How to obtain a divorce in Massachusetts
To obtain a divorce in Massachusetts, one party to a valid marriage files a "Complaint For Divorce." The Complaint is filed in the County where the parties last lived as husband and wife (if one party still resides in that County.) (If the "cause of action" occurred outside Massachusetts, there is a one-year residency requirement before the now Massachusetts resident can file for a Divorce.) In the past, there had to be a fault upon which to base the Complaint. Today, there is the "irretrievable breakdown" cause of action, also known as the "no fault" divorce. In the "no fault" situation, one party to the marriage can file the Complaint (pursuant to G. L. ch. 208 section 1B); or, the parties together can file a Joint Petition (pursuant to G. L. ch. 208 section 1A). See FAQ about divorce in Massachusetts.
Most divorcing parties choose to file for a "no fault" divorce. There are procedural differences between the two "no fault" situations . When a joint petition is filed, the parties must be prepared to file the written "Separation Agreement" within 30 days. This can be a difficult requirement. On the other hand, when one party files the Complaint, there is a statutory waiting period of six months before the Court will have a Divorce hearing. In my experience, it is best to have one party file the Complaint and then work diligently on the terms of the "Separation Agreement" while the statutory clock ticks away. If the parties have been able to come to terms before that six month time period, the Complaint can be amended to a Joint Petition. "No fault" does not mean "uncontested."
What is Required to file for divorce?
- Marriage Certificate;
- Complaint or Petition;
- Summons or Return of Service;
- Form R 408 Statistical Form;
- Financial Statement from both parties; and
- Certificate of attendance at a Parent Education Program (if there are minor children).
In addition to the documents above which are part of the record of the case, the Rules of Domestic Relations Procedure require mandatory self disclosure of a whole host of financial records. (See Supplemental Rule 410 below) Also, the filing of the Complaint for Divorce effectuates an automatic restraining order requiring both parties to preserve marital assets. Failure to abide by the restraining order may be deemed a contempt of Court.
When negotiating the Separation Agreement, the factors that seem to carry persuasive weight with the Judges are: length of the marriage, health of the parties, amount and sources of income, employability and special needs of children. (See factors list at end). The assets available for division include all the normal stuff and such things as pensions and inherited property. In Massachusetts, all assets acquired during the marriage without regard for the title are deemed "marital assets." In a medium or long term marriage, assets acquired by one party before the marriage, in most instances, will be considered a "marital asset."

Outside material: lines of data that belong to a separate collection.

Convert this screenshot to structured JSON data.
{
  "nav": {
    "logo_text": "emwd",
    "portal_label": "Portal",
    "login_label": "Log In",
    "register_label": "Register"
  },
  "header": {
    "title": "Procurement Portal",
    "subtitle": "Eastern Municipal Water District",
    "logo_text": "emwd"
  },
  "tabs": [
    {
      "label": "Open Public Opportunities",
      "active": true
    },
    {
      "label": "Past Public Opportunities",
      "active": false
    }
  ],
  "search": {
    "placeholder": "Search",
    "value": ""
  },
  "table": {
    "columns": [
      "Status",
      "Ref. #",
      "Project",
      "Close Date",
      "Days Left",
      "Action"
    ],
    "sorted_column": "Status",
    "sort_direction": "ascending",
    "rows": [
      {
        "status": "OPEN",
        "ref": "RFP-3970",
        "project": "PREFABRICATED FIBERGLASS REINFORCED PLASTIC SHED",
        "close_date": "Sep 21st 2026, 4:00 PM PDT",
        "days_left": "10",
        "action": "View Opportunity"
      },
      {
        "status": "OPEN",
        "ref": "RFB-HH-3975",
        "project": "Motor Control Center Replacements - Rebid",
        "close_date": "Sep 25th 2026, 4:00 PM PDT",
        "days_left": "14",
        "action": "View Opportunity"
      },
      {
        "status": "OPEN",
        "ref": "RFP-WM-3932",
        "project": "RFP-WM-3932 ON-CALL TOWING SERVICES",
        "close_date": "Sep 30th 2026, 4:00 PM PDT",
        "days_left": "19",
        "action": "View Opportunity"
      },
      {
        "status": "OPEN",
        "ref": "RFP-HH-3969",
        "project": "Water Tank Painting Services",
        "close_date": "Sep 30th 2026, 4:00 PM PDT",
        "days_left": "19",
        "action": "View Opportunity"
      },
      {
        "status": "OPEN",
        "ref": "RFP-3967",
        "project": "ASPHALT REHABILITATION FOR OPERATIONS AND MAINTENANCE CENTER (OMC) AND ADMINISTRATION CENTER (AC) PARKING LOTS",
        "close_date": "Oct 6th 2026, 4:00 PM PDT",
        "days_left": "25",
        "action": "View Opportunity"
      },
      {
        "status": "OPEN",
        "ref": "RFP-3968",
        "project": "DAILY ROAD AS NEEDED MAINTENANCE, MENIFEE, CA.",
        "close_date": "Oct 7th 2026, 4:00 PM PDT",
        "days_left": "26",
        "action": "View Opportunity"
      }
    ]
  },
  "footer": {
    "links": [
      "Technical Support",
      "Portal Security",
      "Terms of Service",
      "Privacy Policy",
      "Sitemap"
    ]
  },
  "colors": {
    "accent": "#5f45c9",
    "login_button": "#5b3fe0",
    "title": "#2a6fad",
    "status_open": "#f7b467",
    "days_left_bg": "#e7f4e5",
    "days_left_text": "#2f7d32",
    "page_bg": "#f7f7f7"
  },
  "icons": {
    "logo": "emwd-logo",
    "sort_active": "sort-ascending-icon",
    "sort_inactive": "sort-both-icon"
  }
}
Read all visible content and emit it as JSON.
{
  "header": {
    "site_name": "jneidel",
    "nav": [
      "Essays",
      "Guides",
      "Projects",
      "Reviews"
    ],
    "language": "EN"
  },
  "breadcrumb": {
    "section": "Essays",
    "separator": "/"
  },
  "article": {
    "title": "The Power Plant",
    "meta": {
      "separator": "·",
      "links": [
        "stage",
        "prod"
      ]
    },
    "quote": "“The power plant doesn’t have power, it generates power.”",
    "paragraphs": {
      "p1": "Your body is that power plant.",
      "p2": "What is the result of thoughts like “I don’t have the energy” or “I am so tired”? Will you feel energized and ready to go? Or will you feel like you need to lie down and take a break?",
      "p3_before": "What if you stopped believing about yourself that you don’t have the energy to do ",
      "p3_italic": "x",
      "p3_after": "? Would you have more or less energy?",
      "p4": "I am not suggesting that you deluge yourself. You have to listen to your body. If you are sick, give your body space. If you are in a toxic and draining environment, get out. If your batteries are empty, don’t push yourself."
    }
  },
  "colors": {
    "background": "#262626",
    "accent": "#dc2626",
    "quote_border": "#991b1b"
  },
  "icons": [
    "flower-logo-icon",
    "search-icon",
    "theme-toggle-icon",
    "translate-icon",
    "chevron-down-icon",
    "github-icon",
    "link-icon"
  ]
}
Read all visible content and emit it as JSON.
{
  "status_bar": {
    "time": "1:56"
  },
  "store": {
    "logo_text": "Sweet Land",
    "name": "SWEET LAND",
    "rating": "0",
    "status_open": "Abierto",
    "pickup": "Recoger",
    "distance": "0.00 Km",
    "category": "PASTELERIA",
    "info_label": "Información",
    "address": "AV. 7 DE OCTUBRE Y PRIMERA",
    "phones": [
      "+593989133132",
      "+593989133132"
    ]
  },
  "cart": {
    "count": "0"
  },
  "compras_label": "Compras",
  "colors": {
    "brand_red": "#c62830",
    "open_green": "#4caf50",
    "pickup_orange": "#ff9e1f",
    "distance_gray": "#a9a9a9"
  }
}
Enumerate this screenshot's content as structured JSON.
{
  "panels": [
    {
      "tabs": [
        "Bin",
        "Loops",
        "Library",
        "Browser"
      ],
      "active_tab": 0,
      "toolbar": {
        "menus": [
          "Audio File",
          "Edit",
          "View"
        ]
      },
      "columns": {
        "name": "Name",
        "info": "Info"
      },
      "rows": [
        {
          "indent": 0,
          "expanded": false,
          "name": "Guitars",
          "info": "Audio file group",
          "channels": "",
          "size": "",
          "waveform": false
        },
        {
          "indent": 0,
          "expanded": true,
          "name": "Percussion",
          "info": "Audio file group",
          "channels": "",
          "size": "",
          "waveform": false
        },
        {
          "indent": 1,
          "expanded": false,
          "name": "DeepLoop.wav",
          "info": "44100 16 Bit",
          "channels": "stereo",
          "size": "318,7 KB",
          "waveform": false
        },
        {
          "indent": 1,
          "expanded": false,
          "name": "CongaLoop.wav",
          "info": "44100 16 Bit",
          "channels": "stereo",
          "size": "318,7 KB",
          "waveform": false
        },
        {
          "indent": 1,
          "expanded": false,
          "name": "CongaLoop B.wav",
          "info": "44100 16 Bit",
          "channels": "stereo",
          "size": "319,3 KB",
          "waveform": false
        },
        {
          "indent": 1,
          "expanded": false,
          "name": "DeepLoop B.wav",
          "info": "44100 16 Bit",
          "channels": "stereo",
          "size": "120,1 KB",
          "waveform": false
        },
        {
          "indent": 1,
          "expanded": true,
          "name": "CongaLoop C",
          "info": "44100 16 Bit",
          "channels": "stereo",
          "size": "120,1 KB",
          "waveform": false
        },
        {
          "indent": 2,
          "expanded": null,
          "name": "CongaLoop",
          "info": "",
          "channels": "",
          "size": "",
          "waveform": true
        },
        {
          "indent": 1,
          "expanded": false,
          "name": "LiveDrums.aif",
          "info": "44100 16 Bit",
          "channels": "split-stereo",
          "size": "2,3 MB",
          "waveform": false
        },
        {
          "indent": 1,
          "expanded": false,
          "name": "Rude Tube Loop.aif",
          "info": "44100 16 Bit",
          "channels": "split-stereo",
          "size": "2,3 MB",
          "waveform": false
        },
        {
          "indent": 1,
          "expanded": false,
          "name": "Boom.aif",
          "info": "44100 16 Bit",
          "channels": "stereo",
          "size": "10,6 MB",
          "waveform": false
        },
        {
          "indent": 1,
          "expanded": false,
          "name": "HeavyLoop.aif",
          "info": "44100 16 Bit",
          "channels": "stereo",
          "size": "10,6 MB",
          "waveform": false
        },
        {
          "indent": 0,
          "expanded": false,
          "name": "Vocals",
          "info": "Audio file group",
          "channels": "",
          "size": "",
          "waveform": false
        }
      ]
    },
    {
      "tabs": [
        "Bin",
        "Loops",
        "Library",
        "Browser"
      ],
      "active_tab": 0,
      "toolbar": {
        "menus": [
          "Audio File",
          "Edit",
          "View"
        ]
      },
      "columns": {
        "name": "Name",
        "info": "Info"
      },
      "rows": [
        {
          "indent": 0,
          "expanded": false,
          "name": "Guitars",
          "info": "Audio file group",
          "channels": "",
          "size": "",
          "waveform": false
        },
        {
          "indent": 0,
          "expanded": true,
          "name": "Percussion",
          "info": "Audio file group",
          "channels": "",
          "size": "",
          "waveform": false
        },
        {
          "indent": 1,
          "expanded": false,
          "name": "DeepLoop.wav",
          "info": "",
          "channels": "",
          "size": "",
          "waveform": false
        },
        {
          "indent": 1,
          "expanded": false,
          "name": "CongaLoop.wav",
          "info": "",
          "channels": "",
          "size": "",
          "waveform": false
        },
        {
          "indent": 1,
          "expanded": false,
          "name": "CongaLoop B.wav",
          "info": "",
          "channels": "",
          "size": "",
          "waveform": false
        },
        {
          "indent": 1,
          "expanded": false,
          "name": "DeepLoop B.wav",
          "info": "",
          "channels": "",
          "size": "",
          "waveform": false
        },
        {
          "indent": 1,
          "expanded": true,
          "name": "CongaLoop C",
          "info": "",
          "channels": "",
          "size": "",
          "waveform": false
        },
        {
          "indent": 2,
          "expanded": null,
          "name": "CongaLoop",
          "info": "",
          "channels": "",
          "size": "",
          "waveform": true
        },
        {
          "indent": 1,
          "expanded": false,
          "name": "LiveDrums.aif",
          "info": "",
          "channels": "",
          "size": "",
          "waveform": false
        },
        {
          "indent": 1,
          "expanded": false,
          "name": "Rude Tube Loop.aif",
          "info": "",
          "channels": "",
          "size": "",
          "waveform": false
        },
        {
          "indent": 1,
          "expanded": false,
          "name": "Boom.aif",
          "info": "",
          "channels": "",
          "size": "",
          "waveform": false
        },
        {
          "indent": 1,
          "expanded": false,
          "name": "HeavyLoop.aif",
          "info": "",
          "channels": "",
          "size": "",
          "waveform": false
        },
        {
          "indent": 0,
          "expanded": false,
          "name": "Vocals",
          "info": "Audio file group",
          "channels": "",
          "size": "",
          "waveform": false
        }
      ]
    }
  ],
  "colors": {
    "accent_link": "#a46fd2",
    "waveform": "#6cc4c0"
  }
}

Alimony is awarded based upon need. (Length of the marriage is a very important factor to alimony awards.) There is no set formula or time period. This is an area that needs discussion.
Child support, in most cases, is set according to the "Child Support Guidelines" in effect at the time the Court makes the child support order. Guidelines support orders are computed using gross income figures. Income includes: salary and wages (overtime and tips); commissions; severance pay, royalties, bonuses, interest and dividends, partnerships or self-employment income, social security, veterans benefits, workers' and unemployment compensation, pensions, annuities, income from trusts, lottery or gambling winnings, net rental income and so forth.
A "Complaint for Divorce" is an civil action. If the parties cannot mutually come to terms about the division of assets, custody and support (and all the particulars of each situation), then there is a trial and the Court renders a Judgment (weighing the "section 34" factors offered into evidence, see list at end). At the time of the hearing or trial, the Court enters a "Judgment of Divorce Nisi" which becomes "Absolute" 90 days later.
Typically, your Divorce attorney will require a retainer and bill for services by the hour. The amount of the retainer often depends upon your attorney's assessment of the amount of contention he or she perceives to exist between the parties. The client should expect to sign a "Fee Agreement" and replenish the retainer whenever the time billed has depleted it. The Client understands that due to the personal nature and circumstances of domestic relations matters, no precise estimate of legal fees can be given.